Alaska, with a land area one-fifth the size of the conterminous US, ranked 47th in population in 2002 with an estimated total of 643,786, an increase of 2.7% since 2000. Between 1990 and 2000, Alaska's population grew from 550,043 to 626,932, or 14%.
Population projections for 2005 reach 700,000, and the state is projected to have a population of 885,000 by 2025. Regions of settlement and development constitute less than 1% of Alaska's total land area. The population density was 1.1 persons per sq mi in 2000, making Alaska the nation's most sparsely settled state.
Historically, population shifts in Alaska have directly reflected economic and political changes. The Alaska gold rush of the 1890s resulted in a population boom from 32,052 in 1890 to 63,592 a decade later; by the 1920s, however, when mining had declined, Alaska's population had decreased to 55,036. The region's importance to US national defense during the 1940s led to a rise in population from 72,524 to 128,643 during that decade. Oil development, especially the construction of the Alaska pipeline, brought a 78% population increase between 1960 and 1980. Almost all of this gain was from migration.
The state's population is much younger than that of the nation as a whole. The median age was 32.4 in 2000, compared with the national average of 35.3, and only 5.7% of all Alaskans were 65 years of age or older—by far the lowest such percentage in any state—while 30.4% were under 18 years old (compared with the national average of 25.7). Alaska is one of the few states where men outnumber women; as of 2000 men accounted for 51.7% of Alaskan residents.

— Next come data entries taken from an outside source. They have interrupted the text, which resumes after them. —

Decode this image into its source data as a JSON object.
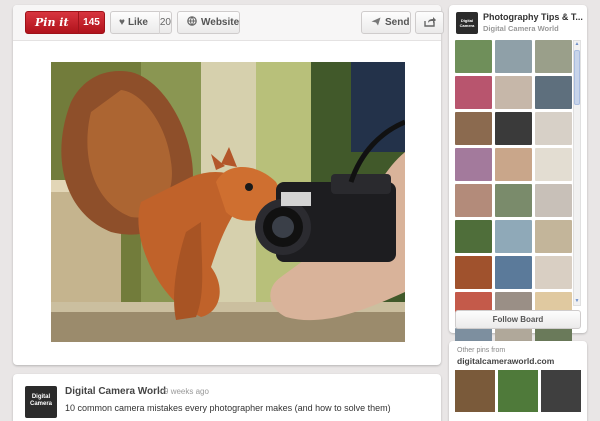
{
  "toolbar": {
    "pinit_label": "Pin it",
    "pinit_count": "145",
    "like_label": "Like",
    "like_count": "20",
    "website_label": "Website",
    "send_label": "Send"
  },
  "pin": {
    "author": "Digital Camera World",
    "time_ago": "• 9 weeks ago",
    "description": "10 common camera mistakes every photographer makes (and how to solve them)",
    "avatar_text": "Digital Camera"
  },
  "board": {
    "title": "Photography Tips & T...",
    "owner": "Digital Camera World",
    "avatar_text": "Digital Camera",
    "follow_label": "Follow Board",
    "thumbs": [
      "#6f8f5a",
      "#8fa0a8",
      "#9a9f8a",
      "#b8556e",
      "#c6b7a9",
      "#5e6f7d",
      "#8b6a4f",
      "#3a3a3a",
      "#d7d0c7",
      "#a37a9c",
      "#c9a68a",
      "#e3ddd2",
      "#b38b7a",
      "#7a8b6b",
      "#c8c0b8",
      "#4f6e3a",
      "#8fa9b8",
      "#c3b59a",
      "#a0522d",
      "#5b7a9a",
      "#d9cfc3",
      "#c45a4a",
      "#9a8f86",
      "#e0c9a0",
      "#7d8f9f",
      "#b0a89a",
      "#6a7a5a"
    ]
  },
  "other_pins": {
    "heading": "Other pins from",
    "domain": "digitalcameraworld.com",
    "thumbs": [
      "#7a5a3a",
      "#4f7a3a",
      "#3f3f3f"
    ]
  }
}
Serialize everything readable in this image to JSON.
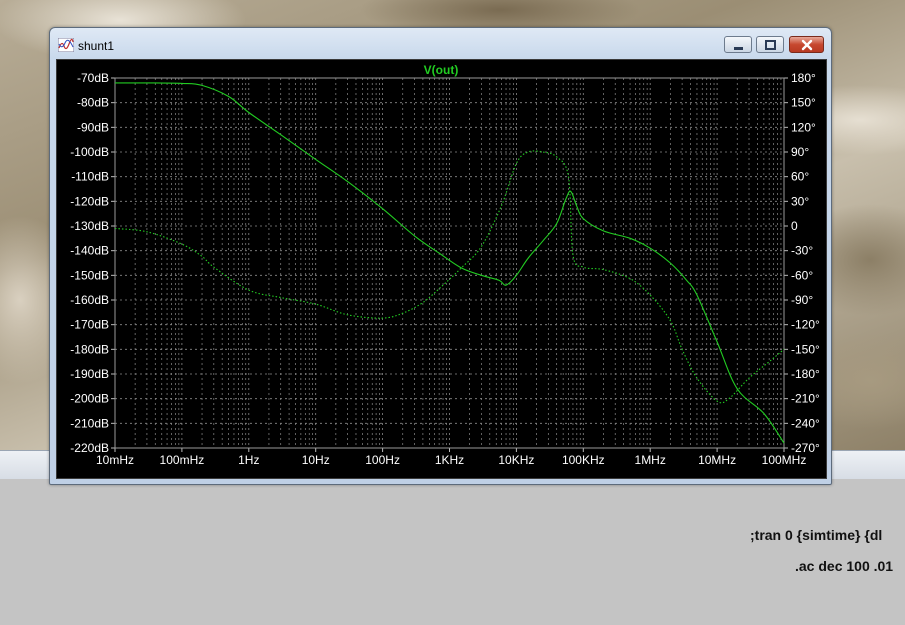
{
  "window": {
    "title": "shunt1",
    "icon": "waveform-icon"
  },
  "directives": {
    "tran": ";tran 0 {simtime} {dl",
    "ac": ".ac dec 100 .01"
  },
  "colors": {
    "trace": "#22cc22",
    "grid": "#8a8a8a",
    "axis_text": "#ffffff",
    "plot_bg": "#000000"
  },
  "chart_data": {
    "type": "line",
    "title": "V(out)",
    "xscale": "log",
    "xlim": [
      0.01,
      100000000
    ],
    "ylim_left": [
      -220,
      -70
    ],
    "ylim_right": [
      -270,
      180
    ],
    "xticks": [
      0.01,
      0.1,
      1,
      10,
      100,
      1000,
      10000,
      100000,
      1000000,
      10000000,
      100000000
    ],
    "xtick_labels": [
      "10mHz",
      "100mHz",
      "1Hz",
      "10Hz",
      "100Hz",
      "1KHz",
      "10KHz",
      "100KHz",
      "1MHz",
      "10MHz",
      "100MHz"
    ],
    "yticks_left": [
      -70,
      -80,
      -90,
      -100,
      -110,
      -120,
      -130,
      -140,
      -150,
      -160,
      -170,
      -180,
      -190,
      -200,
      -210,
      -220
    ],
    "ytick_labels_left": [
      "-70dB",
      "-80dB",
      "-90dB",
      "-100dB",
      "-110dB",
      "-120dB",
      "-130dB",
      "-140dB",
      "-150dB",
      "-160dB",
      "-170dB",
      "-180dB",
      "-190dB",
      "-200dB",
      "-210dB",
      "-220dB"
    ],
    "yticks_right": [
      180,
      150,
      120,
      90,
      60,
      30,
      0,
      -30,
      -60,
      -90,
      -120,
      -150,
      -180,
      -210,
      -240,
      -270
    ],
    "ytick_labels_right": [
      "180°",
      "150°",
      "120°",
      "90°",
      "60°",
      "30°",
      "0",
      "-30°",
      "-60°",
      "-90°",
      "-120°",
      "-150°",
      "-180°",
      "-210°",
      "-240°",
      "-270°"
    ],
    "grid": true,
    "series": [
      {
        "axis": "left",
        "style": "solid",
        "x": [
          0.01,
          0.03,
          0.1,
          0.2,
          0.5,
          1,
          3,
          10,
          30,
          100,
          300,
          700,
          1500,
          3000,
          5500,
          7000,
          10000,
          15000,
          25000,
          40000,
          55000,
          65000,
          80000,
          100000,
          200000,
          500000,
          1000000,
          2000000,
          3500000,
          5000000,
          10000000,
          20000000,
          50000000,
          100000000
        ],
        "y": [
          -72,
          -72,
          -72.2,
          -73,
          -77.5,
          -84,
          -93,
          -103,
          -112,
          -123,
          -134,
          -141,
          -147,
          -150,
          -152,
          -154,
          -150,
          -143,
          -136,
          -129,
          -119,
          -116,
          -122,
          -127,
          -132,
          -135,
          -139,
          -145,
          -152,
          -158,
          -177,
          -196,
          -206,
          -218
        ]
      },
      {
        "axis": "right",
        "style": "dotted",
        "x": [
          0.01,
          0.03,
          0.1,
          0.2,
          0.3,
          1,
          3,
          10,
          30,
          100,
          200,
          400,
          800,
          1500,
          3000,
          6000,
          10000,
          15000,
          25000,
          40000,
          60000,
          70000,
          100000,
          200000,
          500000,
          1000000,
          2000000,
          3000000,
          5000000,
          10000000,
          15000000,
          30000000,
          60000000,
          100000000
        ],
        "y": [
          -3,
          -7,
          -22,
          -37,
          -50,
          -78,
          -87,
          -95,
          -108,
          -112,
          -106,
          -93,
          -72,
          -51,
          -25,
          25,
          76,
          90,
          90,
          84,
          60,
          -35,
          -50,
          -53,
          -64,
          -84,
          -115,
          -150,
          -185,
          -213,
          -210,
          -185,
          -165,
          -150
        ]
      }
    ]
  }
}
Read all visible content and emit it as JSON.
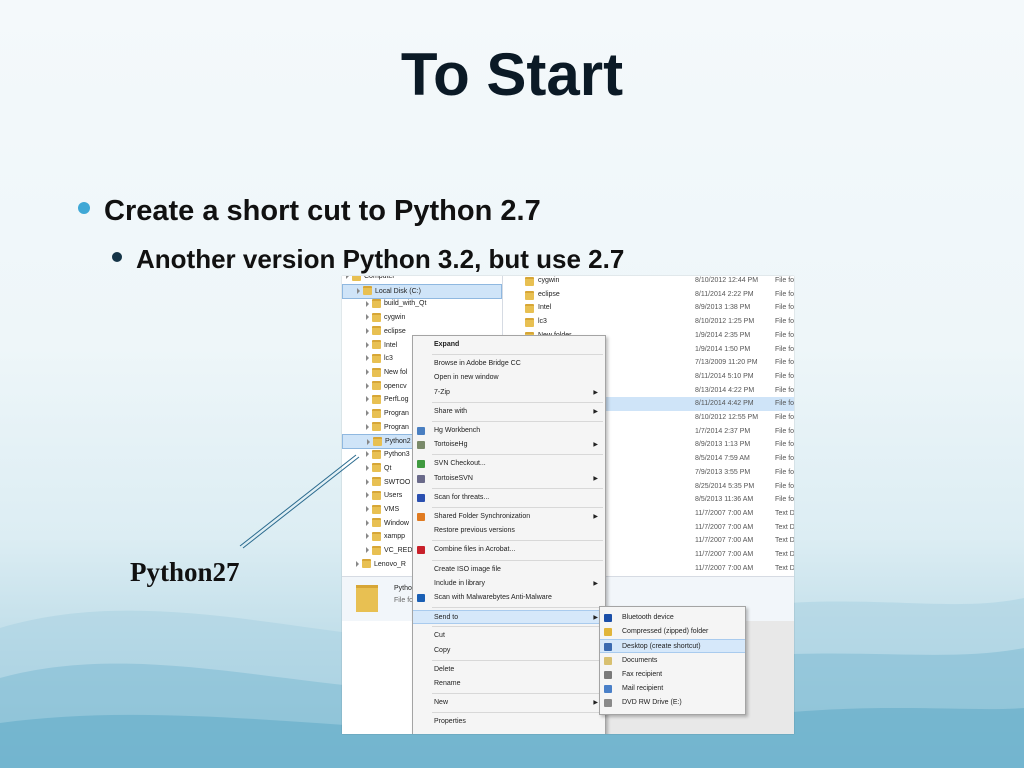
{
  "slide": {
    "title": "To Start",
    "bullets": [
      {
        "text": "Create a short cut to Python 2.7"
      },
      {
        "text": "Another version Python 3.2, but use 2.7"
      }
    ],
    "caption": "Python27"
  },
  "explorer": {
    "tree": [
      {
        "label": "Computer",
        "level": 0
      },
      {
        "label": "Local Disk (C:)",
        "level": 1,
        "selected": true
      },
      {
        "label": "build_with_Qt",
        "level": 2
      },
      {
        "label": "cygwin",
        "level": 2
      },
      {
        "label": "eclipse",
        "level": 2
      },
      {
        "label": "Intel",
        "level": 2
      },
      {
        "label": "lc3",
        "level": 2
      },
      {
        "label": "New fol",
        "level": 2
      },
      {
        "label": "opencv",
        "level": 2
      },
      {
        "label": "PerfLog",
        "level": 2
      },
      {
        "label": "Progran",
        "level": 2
      },
      {
        "label": "Progran",
        "level": 2
      },
      {
        "label": "Python2",
        "level": 2,
        "selected": true
      },
      {
        "label": "Python3",
        "level": 2
      },
      {
        "label": "Qt",
        "level": 2
      },
      {
        "label": "SWTOO",
        "level": 2
      },
      {
        "label": "Users",
        "level": 2
      },
      {
        "label": "VMS",
        "level": 2
      },
      {
        "label": "Window",
        "level": 2
      },
      {
        "label": "xampp",
        "level": 2
      },
      {
        "label": "VC_RED",
        "level": 2
      },
      {
        "label": "Lenovo_R",
        "level": 1
      }
    ],
    "files": [
      {
        "name": "cygwin",
        "date": "8/10/2012 12:44 PM",
        "type": "File fo"
      },
      {
        "name": "eclipse",
        "date": "8/11/2014 2:22 PM",
        "type": "File fo"
      },
      {
        "name": "Intel",
        "date": "8/9/2013 1:38 PM",
        "type": "File fo"
      },
      {
        "name": "lc3",
        "date": "8/10/2012 1:25 PM",
        "type": "File fo"
      },
      {
        "name": "New folder",
        "date": "1/9/2014 2:35 PM",
        "type": "File fo"
      },
      {
        "name": "",
        "date": "1/9/2014 1:50 PM",
        "type": "File fo"
      },
      {
        "name": "",
        "date": "7/13/2009 11:20 PM",
        "type": "File fo"
      },
      {
        "name": "",
        "date": "8/11/2014 5:10 PM",
        "type": "File fo"
      },
      {
        "name": "",
        "date": "8/13/2014 4:22 PM",
        "type": "File fo"
      },
      {
        "name": "",
        "date": "8/11/2014 4:42 PM",
        "type": "File fo",
        "highlight": true
      },
      {
        "name": "",
        "date": "8/10/2012 12:55 PM",
        "type": "File fo"
      },
      {
        "name": "",
        "date": "1/7/2014 2:37 PM",
        "type": "File fo"
      },
      {
        "name": "",
        "date": "8/9/2013 1:13 PM",
        "type": "File fo"
      },
      {
        "name": "",
        "date": "8/5/2014 7:59 AM",
        "type": "File fo"
      },
      {
        "name": "",
        "date": "7/9/2013 3:55 PM",
        "type": "File fo"
      },
      {
        "name": "",
        "date": "8/25/2014 5:35 PM",
        "type": "File fo"
      },
      {
        "name": "",
        "date": "8/5/2013 11:36 AM",
        "type": "File fo"
      },
      {
        "name": "",
        "date": "11/7/2007 7:00 AM",
        "type": "Text D"
      },
      {
        "name": "",
        "date": "11/7/2007 7:00 AM",
        "type": "Text D"
      },
      {
        "name": "",
        "date": "11/7/2007 7:00 AM",
        "type": "Text D"
      },
      {
        "name": "",
        "date": "11/7/2007 7:00 AM",
        "type": "Text D"
      },
      {
        "name": "",
        "date": "11/7/2007 7:00 AM",
        "type": "Text D"
      }
    ],
    "details": {
      "name": "Pytho",
      "type": "File fo"
    }
  },
  "context_menu": {
    "items": [
      {
        "label": "Expand",
        "bold": true
      },
      {
        "sep": true
      },
      {
        "label": "Browse in Adobe Bridge CC"
      },
      {
        "label": "Open in new window"
      },
      {
        "label": "7-Zip",
        "submenu": true
      },
      {
        "sep": true
      },
      {
        "label": "Share with",
        "submenu": true
      },
      {
        "sep": true
      },
      {
        "label": "Hg Workbench",
        "icon": "hg-workbench-icon",
        "icon_color": "#4a7fc1"
      },
      {
        "label": "TortoiseHg",
        "submenu": true,
        "icon": "tortoisehg-icon",
        "icon_color": "#7a8a6a"
      },
      {
        "sep": true
      },
      {
        "label": "SVN Checkout...",
        "icon": "svn-checkout-icon",
        "icon_color": "#3f9a3f"
      },
      {
        "label": "TortoiseSVN",
        "submenu": true,
        "icon": "tortoisesvn-icon",
        "icon_color": "#6a6a8a"
      },
      {
        "sep": true
      },
      {
        "label": "Scan for threats...",
        "icon": "shield-icon",
        "icon_color": "#2a4fb0"
      },
      {
        "sep": true
      },
      {
        "label": "Shared Folder Synchronization",
        "submenu": true,
        "icon": "sync-icon",
        "icon_color": "#e07a20"
      },
      {
        "label": "Restore previous versions"
      },
      {
        "sep": true
      },
      {
        "label": "Combine files in Acrobat...",
        "icon": "acrobat-icon",
        "icon_color": "#c8202a"
      },
      {
        "sep": true
      },
      {
        "label": "Create ISO image file"
      },
      {
        "label": "Include in library",
        "submenu": true
      },
      {
        "label": "Scan with Malwarebytes Anti-Malware",
        "icon": "malwarebytes-icon",
        "icon_color": "#1a5fb4"
      },
      {
        "sep": true
      },
      {
        "label": "Send to",
        "submenu": true,
        "highlight": true
      },
      {
        "sep": true
      },
      {
        "label": "Cut"
      },
      {
        "label": "Copy"
      },
      {
        "sep": true
      },
      {
        "label": "Delete"
      },
      {
        "label": "Rename"
      },
      {
        "sep": true
      },
      {
        "label": "New",
        "submenu": true
      },
      {
        "sep": true
      },
      {
        "label": "Properties"
      }
    ]
  },
  "sendto_menu": {
    "items": [
      {
        "label": "Bluetooth device",
        "icon": "bluetooth-icon",
        "icon_color": "#1b4fa8"
      },
      {
        "label": "Compressed (zipped) folder",
        "icon": "zip-folder-icon",
        "icon_color": "#e1b53a"
      },
      {
        "label": "Desktop (create shortcut)",
        "icon": "desktop-icon",
        "icon_color": "#3a6ab0",
        "highlight": true
      },
      {
        "label": "Documents",
        "icon": "documents-icon",
        "icon_color": "#d8c070"
      },
      {
        "label": "Fax recipient",
        "icon": "fax-icon",
        "icon_color": "#7a7a7a"
      },
      {
        "label": "Mail recipient",
        "icon": "mail-icon",
        "icon_color": "#4a80c8"
      },
      {
        "label": "DVD RW Drive (E:)",
        "icon": "dvd-drive-icon",
        "icon_color": "#8a8a8a"
      }
    ]
  }
}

About half of Alaska's residents live in and around Anchorage, whose population was estimated at 268,983 in 2002. The 2001 estimated populations of other leading metropolitan areas were Fairbanks, 83,694, and Juneau, 30,558. Less than a quarter of the population lives in Western Alaska.